» Work to complete:
Write down each entry again, exactly as it reads.

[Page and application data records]
>>

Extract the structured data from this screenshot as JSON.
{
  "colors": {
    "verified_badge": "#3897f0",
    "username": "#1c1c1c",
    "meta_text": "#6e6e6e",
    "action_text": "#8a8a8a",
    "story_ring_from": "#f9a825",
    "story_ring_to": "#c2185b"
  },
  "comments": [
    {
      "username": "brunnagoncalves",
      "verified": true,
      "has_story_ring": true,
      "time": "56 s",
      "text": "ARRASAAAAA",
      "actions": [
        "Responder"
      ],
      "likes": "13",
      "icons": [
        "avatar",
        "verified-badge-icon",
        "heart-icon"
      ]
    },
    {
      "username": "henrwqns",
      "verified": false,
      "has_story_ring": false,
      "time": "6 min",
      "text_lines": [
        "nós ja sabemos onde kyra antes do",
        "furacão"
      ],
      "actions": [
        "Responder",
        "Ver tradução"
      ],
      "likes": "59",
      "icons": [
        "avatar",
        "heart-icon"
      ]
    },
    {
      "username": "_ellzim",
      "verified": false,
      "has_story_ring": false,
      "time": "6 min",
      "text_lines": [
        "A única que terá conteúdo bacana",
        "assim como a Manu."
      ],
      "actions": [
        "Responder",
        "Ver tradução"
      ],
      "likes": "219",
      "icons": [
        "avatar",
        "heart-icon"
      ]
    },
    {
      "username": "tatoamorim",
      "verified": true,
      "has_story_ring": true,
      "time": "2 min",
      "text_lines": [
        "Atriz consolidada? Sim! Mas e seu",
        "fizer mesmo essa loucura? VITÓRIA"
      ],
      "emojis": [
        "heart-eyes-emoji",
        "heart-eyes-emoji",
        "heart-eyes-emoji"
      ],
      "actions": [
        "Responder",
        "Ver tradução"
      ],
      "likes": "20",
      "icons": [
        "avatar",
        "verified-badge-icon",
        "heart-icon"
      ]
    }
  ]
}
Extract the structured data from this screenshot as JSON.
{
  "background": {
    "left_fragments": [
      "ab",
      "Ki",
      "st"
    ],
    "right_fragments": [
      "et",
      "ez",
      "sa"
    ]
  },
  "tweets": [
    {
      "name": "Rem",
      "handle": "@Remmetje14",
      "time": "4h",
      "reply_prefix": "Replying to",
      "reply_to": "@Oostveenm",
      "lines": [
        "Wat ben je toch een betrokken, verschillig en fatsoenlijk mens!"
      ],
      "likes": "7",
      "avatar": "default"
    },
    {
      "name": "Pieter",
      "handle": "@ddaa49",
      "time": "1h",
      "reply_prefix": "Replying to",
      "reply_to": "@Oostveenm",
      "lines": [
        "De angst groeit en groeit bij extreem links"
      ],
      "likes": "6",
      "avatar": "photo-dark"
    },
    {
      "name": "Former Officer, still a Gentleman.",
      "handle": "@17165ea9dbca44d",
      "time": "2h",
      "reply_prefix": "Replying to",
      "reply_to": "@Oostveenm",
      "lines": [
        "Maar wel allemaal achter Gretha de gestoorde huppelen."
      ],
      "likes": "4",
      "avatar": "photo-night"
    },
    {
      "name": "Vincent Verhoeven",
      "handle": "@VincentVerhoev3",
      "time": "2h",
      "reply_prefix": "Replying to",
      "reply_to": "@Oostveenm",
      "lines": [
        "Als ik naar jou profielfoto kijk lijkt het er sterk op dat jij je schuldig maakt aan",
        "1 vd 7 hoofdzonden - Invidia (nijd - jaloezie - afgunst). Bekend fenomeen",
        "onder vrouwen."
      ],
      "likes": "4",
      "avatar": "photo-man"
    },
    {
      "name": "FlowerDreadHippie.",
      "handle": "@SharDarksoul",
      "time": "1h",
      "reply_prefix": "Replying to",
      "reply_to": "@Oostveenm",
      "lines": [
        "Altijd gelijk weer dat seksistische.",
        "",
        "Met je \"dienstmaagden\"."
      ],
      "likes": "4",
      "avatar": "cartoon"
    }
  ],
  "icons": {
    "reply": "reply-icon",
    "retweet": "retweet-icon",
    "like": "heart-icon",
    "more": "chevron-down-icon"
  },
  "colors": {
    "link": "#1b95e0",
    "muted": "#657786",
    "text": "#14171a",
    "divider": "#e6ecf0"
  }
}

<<

» Answer for the task:
Extract the structured data from this screenshot as JSON.
{
  "colors": {
    "verified_badge": "#3897f0",
    "username": "#1c1c1c",
    "meta_text": "#6e6e6e",
    "action_text": "#8a8a8a",
    "story_ring_from": "#f9a825",
    "story_ring_to": "#c2185b"
  },
  "comments": [
    {
      "username": "brunnagoncalves",
      "verified": true,
      "has_story_ring": true,
      "time": "56 s",
      "text": "ARRASAAAAA",
      "actions": [
        "Responder"
      ],
      "likes": "13",
      "icons": [
        "avatar",
        "verified-badge-icon",
        "heart-icon"
      ]
    },
    {
      "username": "henrwqns",
      "verified": false,
      "has_story_ring": false,
      "time": "6 min",
      "text_lines": [
        "nós ja sabemos onde kyra antes do",
        "furacão"
      ],
      "actions": [
        "Responder",
        "Ver tradução"
      ],
      "likes": "59",
      "icons": [
        "avatar",
        "heart-icon"
      ]
    },
    {
      "username": "_ellzim",
      "verified": false,
      "has_story_ring": false,
      "time": "6 min",
      "text_lines": [
        "A única que terá conteúdo bacana",
        "assim como a Manu."
      ],
      "actions": [
        "Responder",
        "Ver tradução"
      ],
      "likes": "219",
      "icons": [
        "avatar",
        "heart-icon"
      ]
    },
    {
      "username": "tatoamorim",
      "verified": true,
      "has_story_ring": true,
      "time": "2 min",
      "text_lines": [
        "Atriz consolidada? Sim! Mas e seu",
        "fizer mesmo essa loucura? VITÓRIA"
      ],
      "emojis": [
        "heart-eyes-emoji",
        "heart-eyes-emoji",
        "heart-eyes-emoji"
      ],
      "actions": [
        "Responder",
        "Ver tradução"
      ],
      "likes": "20",
      "icons": [
        "avatar",
        "verified-badge-icon",
        "heart-icon"
      ]
    }
  ]
}
Extract the structured data from this screenshot as JSON.
{
  "background": {
    "left_fragments": [
      "ab",
      "Ki",
      "st"
    ],
    "right_fragments": [
      "et",
      "ez",
      "sa"
    ]
  },
  "tweets": [
    {
      "name": "Rem",
      "handle": "@Remmetje14",
      "time": "4h",
      "reply_prefix": "Replying to",
      "reply_to": "@Oostveenm",
      "lines": [
        "Wat ben je toch een betrokken, verschillig en fatsoenlijk mens!"
      ],
      "likes": "7",
      "avatar": "default"
    },
    {
      "name": "Pieter",
      "handle": "@ddaa49",
      "time": "1h",
      "reply_prefix": "Replying to",
      "reply_to": "@Oostveenm",
      "lines": [
        "De angst groeit en groeit bij extreem links"
      ],
      "likes": "6",
      "avatar": "photo-dark"
    },
    {
      "name": "Former Officer, still a Gentleman.",
      "handle": "@17165ea9dbca44d",
      "time": "2h",
      "reply_prefix": "Replying to",
      "reply_to": "@Oostveenm",
      "lines": [
        "Maar wel allemaal achter Gretha de gestoorde huppelen."
      ],
      "likes": "4",
      "avatar": "photo-night"
    },
    {
      "name": "Vincent Verhoeven",
      "handle": "@VincentVerhoev3",
      "time": "2h",
      "reply_prefix": "Replying to",
      "reply_to": "@Oostveenm",
      "lines": [
        "Als ik naar jou profielfoto kijk lijkt het er sterk op dat jij je schuldig maakt aan",
        "1 vd 7 hoofdzonden - Invidia (nijd - jaloezie - afgunst). Bekend fenomeen",
        "onder vrouwen."
      ],
      "likes": "4",
      "avatar": "photo-man"
    },
    {
      "name": "FlowerDreadHippie.",
      "handle": "@SharDarksoul",
      "time": "1h",
      "reply_prefix": "Replying to",
      "reply_to": "@Oostveenm",
      "lines": [
        "Altijd gelijk weer dat seksistische.",
        "",
        "Met je \"dienstmaagden\"."
      ],
      "likes": "4",
      "avatar": "cartoon"
    }
  ],
  "icons": {
    "reply": "reply-icon",
    "retweet": "retweet-icon",
    "like": "heart-icon",
    "more": "chevron-down-icon"
  },
  "colors": {
    "link": "#1b95e0",
    "muted": "#657786",
    "text": "#14171a",
    "divider": "#e6ecf0"
  }
}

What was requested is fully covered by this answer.